I recall during the pregame Super Bowl marathon, the pundits discussed this situation at length and Bill Belichick, in his usual fashion, waited until the very last moment possible to announce that Tom Brady would indeed be starting the game even though Bledsoe had fully recovered by then.
The reason I’m digging this factoid up is that it underscores the fact that, despite platitudes, the reality is that if you lose your starting job in the NFL for ANY reason, you better pray your replacement doesn’t outperform you or you’ll be out of a job.
I suspect the same is true at the collegiate level and even below. Winning isn’t everything – it’s the ONLY thing according to Vince Lombardi’s most famous quote. And he has many such quotes.
Logically then, players at all levels inherently must know the real truth and have been reluctant to admit to having a concussion if they can get away with it. That, in turn, leads inevitably to more players having brain damage caused by concussions or “concussion-like” impacts to the head that go completely un-diagnosed. Why is that?
Well, Boston University just produced the results of a new study earlier this month, according to Time Magazine, that took a look at 33 cases of Chronic Traumatic Encephalopathy (CTE). The findings were frightening. 15 of the cases had not been publicized, and all 33 cases were of deceased ex-NFL players.
CTE can ONLY be determined via autopsy, which makes the condition all the more insidious. There are no tests, no scans, no “nothing” that can detect it even with our fancy 21st-century medicine.
The idea of taking away the kickoff entirely has been put out there in recent days, and those particular plays account for a disproportionate number of bad injuries.
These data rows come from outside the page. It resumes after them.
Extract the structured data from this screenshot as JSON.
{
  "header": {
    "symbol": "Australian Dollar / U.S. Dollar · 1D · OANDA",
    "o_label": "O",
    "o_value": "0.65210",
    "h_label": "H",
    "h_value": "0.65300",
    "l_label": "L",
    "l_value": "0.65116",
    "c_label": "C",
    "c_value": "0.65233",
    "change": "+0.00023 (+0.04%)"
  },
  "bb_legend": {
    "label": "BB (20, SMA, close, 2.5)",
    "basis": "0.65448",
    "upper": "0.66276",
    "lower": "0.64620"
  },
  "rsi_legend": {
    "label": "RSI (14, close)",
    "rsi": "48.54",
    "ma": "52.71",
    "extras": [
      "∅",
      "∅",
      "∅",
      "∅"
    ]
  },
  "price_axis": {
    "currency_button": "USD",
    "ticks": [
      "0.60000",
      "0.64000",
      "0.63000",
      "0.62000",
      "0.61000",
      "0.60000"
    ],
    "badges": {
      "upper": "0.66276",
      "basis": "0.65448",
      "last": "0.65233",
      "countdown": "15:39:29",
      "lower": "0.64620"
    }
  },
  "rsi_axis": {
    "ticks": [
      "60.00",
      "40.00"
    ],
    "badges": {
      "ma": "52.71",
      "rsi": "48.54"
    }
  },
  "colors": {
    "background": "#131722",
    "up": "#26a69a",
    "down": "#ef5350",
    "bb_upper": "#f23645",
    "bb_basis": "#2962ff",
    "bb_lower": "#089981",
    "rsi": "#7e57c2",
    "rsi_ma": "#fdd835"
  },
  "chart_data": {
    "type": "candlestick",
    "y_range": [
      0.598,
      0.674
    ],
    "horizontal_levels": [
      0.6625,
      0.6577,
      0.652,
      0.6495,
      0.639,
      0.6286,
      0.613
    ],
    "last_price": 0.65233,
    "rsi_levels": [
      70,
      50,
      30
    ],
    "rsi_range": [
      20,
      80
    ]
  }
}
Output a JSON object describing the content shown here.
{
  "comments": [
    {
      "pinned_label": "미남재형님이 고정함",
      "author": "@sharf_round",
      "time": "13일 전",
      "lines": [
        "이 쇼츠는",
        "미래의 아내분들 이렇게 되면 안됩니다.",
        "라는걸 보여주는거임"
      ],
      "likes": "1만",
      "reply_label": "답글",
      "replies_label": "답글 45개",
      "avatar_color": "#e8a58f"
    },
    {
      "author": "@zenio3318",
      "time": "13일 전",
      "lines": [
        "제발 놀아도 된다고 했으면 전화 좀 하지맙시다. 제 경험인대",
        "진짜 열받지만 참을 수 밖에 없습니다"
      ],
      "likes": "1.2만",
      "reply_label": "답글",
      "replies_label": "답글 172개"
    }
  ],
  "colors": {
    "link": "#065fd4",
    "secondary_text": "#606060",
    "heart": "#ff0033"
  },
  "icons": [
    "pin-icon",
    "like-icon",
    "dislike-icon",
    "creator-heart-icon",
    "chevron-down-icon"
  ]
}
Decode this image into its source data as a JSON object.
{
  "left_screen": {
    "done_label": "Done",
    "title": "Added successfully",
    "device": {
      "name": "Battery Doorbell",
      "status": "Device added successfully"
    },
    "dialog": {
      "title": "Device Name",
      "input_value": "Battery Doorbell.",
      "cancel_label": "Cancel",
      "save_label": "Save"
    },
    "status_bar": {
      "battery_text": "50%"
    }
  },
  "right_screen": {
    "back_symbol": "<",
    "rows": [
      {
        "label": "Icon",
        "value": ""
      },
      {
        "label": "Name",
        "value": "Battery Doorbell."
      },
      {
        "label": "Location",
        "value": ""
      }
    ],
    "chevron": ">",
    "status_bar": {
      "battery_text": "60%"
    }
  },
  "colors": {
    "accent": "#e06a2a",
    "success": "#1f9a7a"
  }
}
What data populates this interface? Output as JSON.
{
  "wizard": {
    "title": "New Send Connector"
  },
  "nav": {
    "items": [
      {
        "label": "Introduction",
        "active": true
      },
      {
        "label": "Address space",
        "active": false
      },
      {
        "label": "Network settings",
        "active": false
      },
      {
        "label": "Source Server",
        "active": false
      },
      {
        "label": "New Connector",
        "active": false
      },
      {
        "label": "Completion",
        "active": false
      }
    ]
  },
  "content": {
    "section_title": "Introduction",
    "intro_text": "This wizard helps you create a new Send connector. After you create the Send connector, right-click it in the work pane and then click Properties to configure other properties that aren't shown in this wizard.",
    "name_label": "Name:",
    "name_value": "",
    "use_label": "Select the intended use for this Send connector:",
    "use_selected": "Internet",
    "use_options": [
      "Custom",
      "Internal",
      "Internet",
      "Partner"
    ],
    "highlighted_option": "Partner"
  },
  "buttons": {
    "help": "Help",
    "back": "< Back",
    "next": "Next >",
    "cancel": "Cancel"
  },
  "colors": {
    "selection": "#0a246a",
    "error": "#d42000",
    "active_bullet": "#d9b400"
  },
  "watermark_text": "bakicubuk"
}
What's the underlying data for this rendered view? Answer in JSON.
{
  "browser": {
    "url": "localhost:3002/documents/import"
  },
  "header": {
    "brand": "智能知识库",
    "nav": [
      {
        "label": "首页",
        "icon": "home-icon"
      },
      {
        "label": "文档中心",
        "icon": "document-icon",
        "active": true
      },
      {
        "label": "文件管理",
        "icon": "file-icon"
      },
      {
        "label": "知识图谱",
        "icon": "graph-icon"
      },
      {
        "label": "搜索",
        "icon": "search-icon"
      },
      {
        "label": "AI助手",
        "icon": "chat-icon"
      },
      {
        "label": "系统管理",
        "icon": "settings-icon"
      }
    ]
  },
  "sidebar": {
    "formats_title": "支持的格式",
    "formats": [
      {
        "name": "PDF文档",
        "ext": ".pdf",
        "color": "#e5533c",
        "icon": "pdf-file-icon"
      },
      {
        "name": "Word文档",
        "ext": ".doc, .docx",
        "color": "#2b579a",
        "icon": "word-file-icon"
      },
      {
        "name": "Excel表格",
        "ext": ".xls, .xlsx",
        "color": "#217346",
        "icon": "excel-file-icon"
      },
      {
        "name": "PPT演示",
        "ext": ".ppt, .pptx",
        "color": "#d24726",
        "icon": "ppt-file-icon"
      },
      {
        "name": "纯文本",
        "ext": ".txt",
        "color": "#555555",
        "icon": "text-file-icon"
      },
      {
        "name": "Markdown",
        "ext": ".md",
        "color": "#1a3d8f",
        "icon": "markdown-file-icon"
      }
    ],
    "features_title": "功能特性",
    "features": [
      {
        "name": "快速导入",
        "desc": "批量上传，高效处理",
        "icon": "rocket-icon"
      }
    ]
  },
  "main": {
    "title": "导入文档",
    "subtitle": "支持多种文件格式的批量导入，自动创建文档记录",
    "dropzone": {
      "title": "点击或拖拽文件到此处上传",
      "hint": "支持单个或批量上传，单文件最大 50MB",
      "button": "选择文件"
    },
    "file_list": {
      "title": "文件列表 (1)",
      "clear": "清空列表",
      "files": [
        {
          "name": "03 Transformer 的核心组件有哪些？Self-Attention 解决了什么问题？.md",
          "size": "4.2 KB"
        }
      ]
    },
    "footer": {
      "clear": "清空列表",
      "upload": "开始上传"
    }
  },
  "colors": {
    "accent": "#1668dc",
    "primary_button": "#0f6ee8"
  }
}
If you think of it, it makes complete sense as to why – you’ve got 250-plus pound athletes colliding on an all-out sprint. That’s a lot of energy imparted to each person involved in the contact.
As for Jovan Belcher, the circumstantial evidence is damning. However, given the Donald Rumsfeld-ish “known unknowns” – the possibility of CTE being involved – we should all reserve judgement of the situation before all the facts are in.
It will be at least another week, possibly more, before autopsy results will be known.
Those results, whatever they are, will undoubtedly kick off yet another debate. If he had CTE, it will be yet another blow to the game of football and talk of getting rid of “the kickoff” entirely will start in earnest. If he had no CTE, the debate should pivot to the pressures of being an NFL player and any warning signs people may have either missed or overlooked.
In the last 8 months, 4 current or former NFL players have killed themselves. Either way, the debate is only beginning.
For more information on concussions, symptoms, and causes, there’s a great article and graphic here – Concussed.